For the first few years the instrumentation of the band was far removed from the brass bands we know today. In fact, if you owned an instrument you were invited to play in the band. Gradually, over the years, it became all brass. Over the years the band gained in popularity and it was soon being called on to play at many of the local functions being held in the area.

In 1902 a new parish of Holy Cross was opened in Croy with Fr. Francis McCann as Parish Priest. Fr. McCann was quick to see the potential in the band and he approached the band to see if they would come under the banner of the new parish. Time went by and it wasn't until 1908, under the negotiation of Fr. John Charleson, that the band became known as Croy Parish Band. Shortly after the change over Fr. Charleson appointed the band's first professional conductor, a Belgian Army man called Mr. Henry Fortyn.

Under the new conductor the band improved rapidly and attended a few contests where they had reasonable success. With the start of the World War 1, Mr. Fortyn left to re-join the Belgian army, and as a result the band had to carry on without a professional conductor until October 1921. It was at this time that the band appointed Mr. Robert Thomson. Since then, the band has always had a full time professional conductor to guide them.
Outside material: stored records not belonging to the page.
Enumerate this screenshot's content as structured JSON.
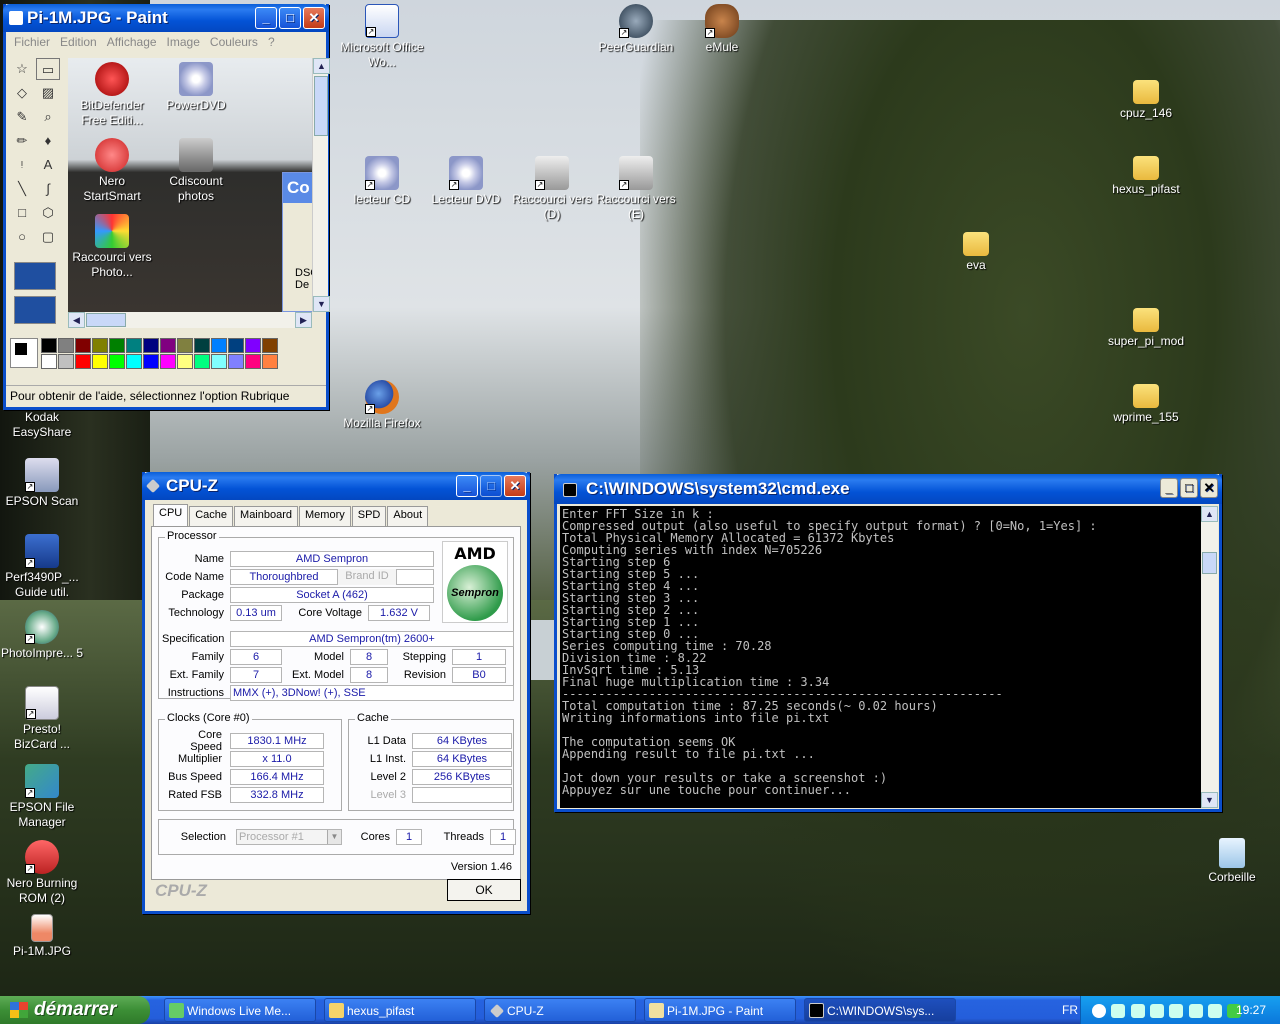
{
  "desktop": {
    "icons": [
      {
        "id": "msoffice",
        "label": "Microsoft Office Wo..."
      },
      {
        "id": "peerguardian",
        "label": "PeerGuardian"
      },
      {
        "id": "emule",
        "label": "eMule"
      },
      {
        "id": "lecteur_cd",
        "label": "lecteur CD"
      },
      {
        "id": "lecteur_dvd",
        "label": "Lecteur DVD"
      },
      {
        "id": "raccourci_d",
        "label": "Raccourci vers (D)"
      },
      {
        "id": "raccourci_e",
        "label": "Raccourci vers  (E)"
      },
      {
        "id": "cpuz146",
        "label": "cpuz_146"
      },
      {
        "id": "hexus",
        "label": "hexus_pifast"
      },
      {
        "id": "eva",
        "label": "eva"
      },
      {
        "id": "superpi",
        "label": "super_pi_mod"
      },
      {
        "id": "wprime",
        "label": "wprime_155"
      },
      {
        "id": "firefox",
        "label": "Mozilla Firefox"
      },
      {
        "id": "kodak",
        "label": "Kodak EasyShare"
      },
      {
        "id": "epsonscan",
        "label": "EPSON Scan"
      },
      {
        "id": "perf3490",
        "label": "Perf3490P_... Guide util."
      },
      {
        "id": "photoimpression",
        "label": "PhotoImpre... 5"
      },
      {
        "id": "presto",
        "label": "Presto! BizCard ..."
      },
      {
        "id": "epsonfile",
        "label": "EPSON File Manager"
      },
      {
        "id": "nero_burning",
        "label": "Nero Burning ROM (2)"
      },
      {
        "id": "pi1m",
        "label": "Pi-1M.JPG"
      },
      {
        "id": "corbeille",
        "label": "Corbeille"
      }
    ]
  },
  "paint": {
    "title": "Pi-1M.JPG - Paint",
    "menu": [
      "Fichier",
      "Edition",
      "Affichage",
      "Image",
      "Couleurs",
      "?"
    ],
    "canvas_icons": [
      {
        "label": "BitDefender Free Editi..."
      },
      {
        "label": "PowerDVD"
      },
      {
        "label": "Nero StartSmart"
      },
      {
        "label": "Cdiscount photos"
      },
      {
        "label": "Raccourci vers Photo..."
      }
    ],
    "canvas_fragment": [
      "Co",
      "DSC",
      "De"
    ],
    "tools": [
      "☆",
      "▭",
      "◇",
      "▨",
      "✎",
      "⌕",
      "✏",
      "♦",
      "ᵎ",
      "A",
      "╲",
      "∫",
      "□",
      "⬡",
      "○",
      "▢"
    ],
    "palette": [
      "#000000",
      "#808080",
      "#800000",
      "#808000",
      "#008000",
      "#008080",
      "#000080",
      "#800080",
      "#808040",
      "#004040",
      "#0080ff",
      "#004080",
      "#8000ff",
      "#804000",
      "#ffffff",
      "#c0c0c0",
      "#ff0000",
      "#ffff00",
      "#00ff00",
      "#00ffff",
      "#0000ff",
      "#ff00ff",
      "#ffff80",
      "#00ff80",
      "#80ffff",
      "#8080ff",
      "#ff0080",
      "#ff8040"
    ],
    "status": "Pour obtenir de l'aide, sélectionnez l'option Rubrique"
  },
  "cpuz": {
    "title": "CPU-Z",
    "tabs": [
      "CPU",
      "Cache",
      "Mainboard",
      "Memory",
      "SPD",
      "About"
    ],
    "processor": {
      "group": "Processor",
      "name_label": "Name",
      "name": "AMD Sempron",
      "codename_label": "Code Name",
      "codename": "Thoroughbred",
      "brandid_label": "Brand ID",
      "package_label": "Package",
      "package": "Socket A (462)",
      "technology_label": "Technology",
      "technology": "0.13 um",
      "voltage_label": "Core Voltage",
      "voltage": "1.632 V",
      "spec_label": "Specification",
      "spec": "AMD Sempron(tm)   2600+",
      "family_label": "Family",
      "family": "6",
      "model_label": "Model",
      "model": "8",
      "stepping_label": "Stepping",
      "stepping": "1",
      "extfamily_label": "Ext. Family",
      "extfamily": "7",
      "extmodel_label": "Ext. Model",
      "extmodel": "8",
      "revision_label": "Revision",
      "revision": "B0",
      "instructions_label": "Instructions",
      "instructions": "MMX (+), 3DNow! (+), SSE",
      "logo_brand": "AMD",
      "logo_product": "Sempron"
    },
    "clocks": {
      "group": "Clocks (Core #0)",
      "core_speed_label": "Core Speed",
      "core_speed": "1830.1 MHz",
      "multiplier_label": "Multiplier",
      "multiplier": "x 11.0",
      "bus_speed_label": "Bus Speed",
      "bus_speed": "166.4 MHz",
      "fsb_label": "Rated FSB",
      "fsb": "332.8 MHz"
    },
    "cache": {
      "group": "Cache",
      "l1d_label": "L1 Data",
      "l1d": "64 KBytes",
      "l1i_label": "L1 Inst.",
      "l1i": "64 KBytes",
      "l2_label": "Level 2",
      "l2": "256 KBytes",
      "l3_label": "Level 3"
    },
    "selection_label": "Selection",
    "selection": "Processor #1",
    "cores_label": "Cores",
    "cores": "1",
    "threads_label": "Threads",
    "threads": "1",
    "version": "Version 1.46",
    "brand": "CPU-Z",
    "ok": "OK"
  },
  "cmd": {
    "title": "C:\\WINDOWS\\system32\\cmd.exe",
    "lines": [
      "Enter FFT Size in k :",
      "Compressed output (also useful to specify output format) ? [0=No, 1=Yes] :",
      "Total Physical Memory Allocated = 61372 Kbytes",
      "Computing series with index N=705226",
      "Starting step 6",
      "Starting step 5 ...",
      "Starting step 4 ...",
      "Starting step 3 ...",
      "Starting step 2 ...",
      "Starting step 1 ...",
      "Starting step 0 ...",
      "Series computing time : 70.28",
      "Division time : 8.22",
      "InvSqrt time : 5.13",
      "Final huge multiplication time : 3.34",
      "-------------------------------------------------------------",
      "Total computation time : 87.25 seconds(~ 0.02 hours)",
      "Writing informations into file pi.txt",
      "",
      "The computation seems OK",
      "Appending result to file pi.txt ...",
      "",
      "Jot down your results or take a screenshot :)",
      "Appuyez sur une touche pour continuer..."
    ]
  },
  "taskbar": {
    "start": "démarrer",
    "items": [
      {
        "label": "Windows Live Me..."
      },
      {
        "label": "hexus_pifast"
      },
      {
        "label": "CPU-Z"
      },
      {
        "label": "Pi-1M.JPG - Paint"
      },
      {
        "label": "C:\\WINDOWS\\sys..."
      }
    ],
    "lang": "FR",
    "clock": "19:27"
  }
}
The band has always had a strong tradition of supporting many local charities in the pursuit of raising much-needed funds. Indeed, during the 1921 and 1926 national strikes, the band played a big part in raising funds so as to feed the strikers and their families via the soup kitchens set up in Auchinstarry, Croy and Smithstone.

Following the bands centenary celebrations in 1975, a decision was made by the band committee to form a Junior Band to feed new players into the Senior Band and to maintain the long term future of the band. The Junior Band, under the leadership of James Rafferty, proved to be a massive success from day one and the Junior Band was in demand to play at countless local events such as gala days, school concerts and other fund raising activities. To this day, the band actively looks to train new players and at present, under the guidance of Grant Golding, there are approximately 20 young players in the Youth Band.

Many successes have been achieved by the band over the years. To date we have represented Scotland on seven occasions at the National Finals. The band was the first civilian band to be asked to play at a Scotland versus England international football match at Hampden Park in February 1968. The band was invited to play at Bellahouston Park during the visit of Pope John Paul II to Scotland in 1982. Following on from this the band were then invited to participate in the St Patrick's Day Parade in Dublin in 1983. In September 2010, along with players from Shotts St. Patricks Brass Band, the band played at Bellahouston Park during the visit of Pope Benedict XVI.